favourites...honest! It's a logistics issue!
I want to start at the beginning and it's important to note that Canadian native art wasn't really on the radar screen until Norval Morrisseau stormed Toronto in the 1960's and the fact is that Norval was Ojibwa.
He launched the concept of the Ojibwa legend painters and created an opportunity for his people and the world to talk about Anishnabe culture, spirituality and beliefs. He was the source of the cultural revival that the Ojibwa and First Nations art is experiencing today.
Before Norval came on the scene, First Nations' art existed, of course. Artists like Daphne Odjig, Kanai painter Gerald Tailfeathers, and Cree painters Allen Sapp and Alex Janvier, had been painting for years, but they hadn't made the whole country sit up and take notice of native culture.
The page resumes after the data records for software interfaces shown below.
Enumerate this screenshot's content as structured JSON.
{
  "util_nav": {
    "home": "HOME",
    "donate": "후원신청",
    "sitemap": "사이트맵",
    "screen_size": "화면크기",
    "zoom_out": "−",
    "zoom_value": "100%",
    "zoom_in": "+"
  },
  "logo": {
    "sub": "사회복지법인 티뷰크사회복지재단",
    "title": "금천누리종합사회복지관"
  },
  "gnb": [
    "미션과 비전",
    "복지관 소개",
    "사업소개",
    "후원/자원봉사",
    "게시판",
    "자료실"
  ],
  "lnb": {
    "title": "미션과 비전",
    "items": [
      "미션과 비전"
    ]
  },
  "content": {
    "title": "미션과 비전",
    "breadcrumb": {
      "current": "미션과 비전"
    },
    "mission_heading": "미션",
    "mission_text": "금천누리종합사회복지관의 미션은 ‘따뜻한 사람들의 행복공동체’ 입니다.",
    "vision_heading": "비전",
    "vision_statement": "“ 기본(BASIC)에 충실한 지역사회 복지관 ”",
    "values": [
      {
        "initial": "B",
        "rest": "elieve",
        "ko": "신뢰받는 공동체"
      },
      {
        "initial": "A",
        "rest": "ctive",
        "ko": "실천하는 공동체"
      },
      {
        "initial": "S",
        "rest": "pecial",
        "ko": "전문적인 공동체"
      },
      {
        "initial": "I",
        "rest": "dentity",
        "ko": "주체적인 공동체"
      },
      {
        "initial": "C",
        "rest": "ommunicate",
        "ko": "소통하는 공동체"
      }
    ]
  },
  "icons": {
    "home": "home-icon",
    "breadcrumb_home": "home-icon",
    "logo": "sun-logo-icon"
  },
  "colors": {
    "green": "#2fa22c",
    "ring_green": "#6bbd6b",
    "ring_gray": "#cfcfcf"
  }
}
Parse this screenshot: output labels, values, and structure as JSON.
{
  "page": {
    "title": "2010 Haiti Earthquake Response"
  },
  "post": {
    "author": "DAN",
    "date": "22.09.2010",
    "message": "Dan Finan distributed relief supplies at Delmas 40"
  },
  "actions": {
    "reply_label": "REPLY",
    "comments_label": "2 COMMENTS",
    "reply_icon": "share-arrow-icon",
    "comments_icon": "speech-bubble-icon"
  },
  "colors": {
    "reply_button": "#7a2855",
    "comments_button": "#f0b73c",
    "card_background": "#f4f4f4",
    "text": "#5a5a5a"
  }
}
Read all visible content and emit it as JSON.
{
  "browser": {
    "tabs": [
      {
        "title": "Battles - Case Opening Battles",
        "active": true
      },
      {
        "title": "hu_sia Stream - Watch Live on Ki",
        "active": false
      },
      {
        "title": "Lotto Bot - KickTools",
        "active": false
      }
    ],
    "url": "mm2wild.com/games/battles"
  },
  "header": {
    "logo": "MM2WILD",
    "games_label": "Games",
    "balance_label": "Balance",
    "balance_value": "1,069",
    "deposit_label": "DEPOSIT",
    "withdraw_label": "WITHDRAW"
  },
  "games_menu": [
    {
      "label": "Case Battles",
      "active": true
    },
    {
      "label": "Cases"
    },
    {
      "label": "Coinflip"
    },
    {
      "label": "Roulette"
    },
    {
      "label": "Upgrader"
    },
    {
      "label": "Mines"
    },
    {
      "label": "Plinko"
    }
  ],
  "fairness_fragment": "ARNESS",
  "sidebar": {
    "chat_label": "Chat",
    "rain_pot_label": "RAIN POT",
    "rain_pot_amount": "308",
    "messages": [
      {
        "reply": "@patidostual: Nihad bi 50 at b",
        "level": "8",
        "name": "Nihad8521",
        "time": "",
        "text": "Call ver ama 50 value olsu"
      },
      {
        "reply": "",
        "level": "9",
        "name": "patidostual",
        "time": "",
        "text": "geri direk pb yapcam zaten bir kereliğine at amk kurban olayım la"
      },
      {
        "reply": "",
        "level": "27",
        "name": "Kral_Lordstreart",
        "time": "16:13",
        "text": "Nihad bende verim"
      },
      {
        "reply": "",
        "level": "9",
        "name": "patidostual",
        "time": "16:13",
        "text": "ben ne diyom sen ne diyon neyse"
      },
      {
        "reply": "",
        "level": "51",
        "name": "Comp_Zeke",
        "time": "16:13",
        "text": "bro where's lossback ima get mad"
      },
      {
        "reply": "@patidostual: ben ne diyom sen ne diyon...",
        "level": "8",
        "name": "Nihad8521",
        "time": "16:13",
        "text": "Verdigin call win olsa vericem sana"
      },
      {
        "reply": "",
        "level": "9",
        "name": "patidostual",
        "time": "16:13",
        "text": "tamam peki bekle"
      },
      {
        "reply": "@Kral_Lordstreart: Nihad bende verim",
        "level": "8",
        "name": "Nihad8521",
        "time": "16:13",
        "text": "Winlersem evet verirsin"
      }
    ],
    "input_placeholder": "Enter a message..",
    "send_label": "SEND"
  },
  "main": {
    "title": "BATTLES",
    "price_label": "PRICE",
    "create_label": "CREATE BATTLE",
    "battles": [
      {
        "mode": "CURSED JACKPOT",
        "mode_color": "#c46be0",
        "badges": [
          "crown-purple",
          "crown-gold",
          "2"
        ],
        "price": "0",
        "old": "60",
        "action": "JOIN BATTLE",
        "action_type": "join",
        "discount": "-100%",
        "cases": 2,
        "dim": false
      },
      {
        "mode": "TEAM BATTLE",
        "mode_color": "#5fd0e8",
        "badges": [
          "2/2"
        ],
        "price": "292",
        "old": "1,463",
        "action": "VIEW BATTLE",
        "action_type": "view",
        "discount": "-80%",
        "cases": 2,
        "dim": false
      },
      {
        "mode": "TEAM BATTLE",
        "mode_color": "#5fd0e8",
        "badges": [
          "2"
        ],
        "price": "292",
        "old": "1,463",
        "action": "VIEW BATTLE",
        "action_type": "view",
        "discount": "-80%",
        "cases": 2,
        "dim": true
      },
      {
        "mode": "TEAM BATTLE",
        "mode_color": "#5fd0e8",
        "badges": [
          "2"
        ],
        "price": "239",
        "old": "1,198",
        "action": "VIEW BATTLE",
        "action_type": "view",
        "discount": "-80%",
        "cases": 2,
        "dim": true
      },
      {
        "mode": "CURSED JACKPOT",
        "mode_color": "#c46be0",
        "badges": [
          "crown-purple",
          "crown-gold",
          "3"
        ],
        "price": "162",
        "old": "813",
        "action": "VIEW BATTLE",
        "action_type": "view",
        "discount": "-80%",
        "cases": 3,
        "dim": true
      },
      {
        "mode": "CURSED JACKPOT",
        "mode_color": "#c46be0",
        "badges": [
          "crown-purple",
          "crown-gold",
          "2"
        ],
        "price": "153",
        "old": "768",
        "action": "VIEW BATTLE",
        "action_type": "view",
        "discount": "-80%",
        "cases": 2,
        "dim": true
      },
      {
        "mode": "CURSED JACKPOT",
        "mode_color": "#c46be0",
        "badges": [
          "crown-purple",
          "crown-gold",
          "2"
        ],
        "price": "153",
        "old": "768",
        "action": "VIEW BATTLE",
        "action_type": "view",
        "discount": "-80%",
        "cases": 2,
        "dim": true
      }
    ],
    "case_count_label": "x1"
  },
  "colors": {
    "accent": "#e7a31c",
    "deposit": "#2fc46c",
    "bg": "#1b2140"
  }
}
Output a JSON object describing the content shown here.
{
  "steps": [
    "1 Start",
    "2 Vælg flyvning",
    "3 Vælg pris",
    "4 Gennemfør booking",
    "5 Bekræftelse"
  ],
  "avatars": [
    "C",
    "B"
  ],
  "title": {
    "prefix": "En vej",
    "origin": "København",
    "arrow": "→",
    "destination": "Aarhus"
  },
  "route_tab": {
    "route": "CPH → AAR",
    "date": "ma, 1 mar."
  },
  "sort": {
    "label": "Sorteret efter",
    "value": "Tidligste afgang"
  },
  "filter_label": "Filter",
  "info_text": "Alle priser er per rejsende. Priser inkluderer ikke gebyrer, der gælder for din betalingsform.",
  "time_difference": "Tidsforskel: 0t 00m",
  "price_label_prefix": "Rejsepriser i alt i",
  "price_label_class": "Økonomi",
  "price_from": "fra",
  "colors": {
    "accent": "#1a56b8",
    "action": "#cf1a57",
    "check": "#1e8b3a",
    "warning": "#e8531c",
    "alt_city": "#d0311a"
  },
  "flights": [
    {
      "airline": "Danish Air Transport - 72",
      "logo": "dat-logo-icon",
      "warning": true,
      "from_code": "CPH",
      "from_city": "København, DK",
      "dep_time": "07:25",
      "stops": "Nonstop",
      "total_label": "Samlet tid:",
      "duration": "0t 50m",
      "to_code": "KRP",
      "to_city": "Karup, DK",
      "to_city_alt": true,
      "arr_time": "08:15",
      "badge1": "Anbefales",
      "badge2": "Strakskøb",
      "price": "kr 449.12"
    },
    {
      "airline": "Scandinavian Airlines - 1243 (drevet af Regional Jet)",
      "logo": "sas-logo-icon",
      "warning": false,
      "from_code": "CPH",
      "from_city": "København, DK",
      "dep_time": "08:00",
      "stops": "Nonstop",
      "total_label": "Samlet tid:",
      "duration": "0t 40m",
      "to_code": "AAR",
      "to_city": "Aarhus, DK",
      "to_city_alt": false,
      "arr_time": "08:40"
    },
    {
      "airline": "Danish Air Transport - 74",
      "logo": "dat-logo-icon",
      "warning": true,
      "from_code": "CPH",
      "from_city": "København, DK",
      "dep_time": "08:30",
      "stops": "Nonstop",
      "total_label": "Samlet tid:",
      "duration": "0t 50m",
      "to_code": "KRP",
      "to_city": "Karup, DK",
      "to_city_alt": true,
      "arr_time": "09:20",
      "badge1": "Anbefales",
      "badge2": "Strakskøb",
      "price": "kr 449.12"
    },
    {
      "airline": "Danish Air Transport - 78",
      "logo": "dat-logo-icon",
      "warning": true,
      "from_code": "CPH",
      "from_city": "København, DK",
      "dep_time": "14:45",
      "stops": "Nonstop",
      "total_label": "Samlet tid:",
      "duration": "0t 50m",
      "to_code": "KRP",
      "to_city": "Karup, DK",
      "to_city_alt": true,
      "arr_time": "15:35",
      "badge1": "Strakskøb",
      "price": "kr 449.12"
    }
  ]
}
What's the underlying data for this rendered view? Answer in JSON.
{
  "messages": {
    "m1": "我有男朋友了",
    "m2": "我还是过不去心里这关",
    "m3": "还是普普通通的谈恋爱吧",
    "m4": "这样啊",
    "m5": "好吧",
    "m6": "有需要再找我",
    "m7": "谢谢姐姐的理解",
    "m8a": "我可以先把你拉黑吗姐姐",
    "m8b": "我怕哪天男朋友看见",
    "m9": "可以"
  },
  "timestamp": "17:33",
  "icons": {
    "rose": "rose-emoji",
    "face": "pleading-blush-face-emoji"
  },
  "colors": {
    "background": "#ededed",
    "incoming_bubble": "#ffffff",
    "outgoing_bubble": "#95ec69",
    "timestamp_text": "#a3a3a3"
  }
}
In her early years as a painter Daphne's imagery appealed to a mainstream audience but didn't speak to her own people.
It was Morrisseau's success that gave birth to the concept of a culture based artistic possibility, but it was the formation of the Indian Professional National Indian Artist's Association under the leadership of Daphne Odjig a decade later, that helped create Woodland Art as an important new concept in the world of Canadian native art.
It wasn't that the organization itself did much, but individuals within the association inspired young people to consider art as a career. And given that it was Ojibwa artists that were sharing their skills, it's no surprise that it was young Anishnabe men and women who stepped up to the plate.
For example, on his return from his sold out first show in Toronto, Morrisseau began mentoring his teenage brothers-in-law, Joachim and Goyce Kakegamic. The result was that those young men, their brother Henry and father David opened their own screen printing business, Triple K Cooperative in Red Lake, Ontario to produce and market their own images and works by other emerging artists.
And when Daphne Odjig and Carl Ray taught at the Manitou Arts Foundation - a short lived summer school on Manitoulin Island - they, too, inspired the second wave of young Ojibway artists.
Note: You've probably noticed that I use alternate spellings - ojibwe, ojibwa and ojibway. The reason is that people use those spellings when they search the internet, not really because I forget from one moment to the next how to spell. (Grin)
The earliest years of Canadian aboriginal art
The name given to the seven native artists who were members of the Professional National Indian Artist's Incorporation by Winnipeg Free Press reporter, Gary Scherbain.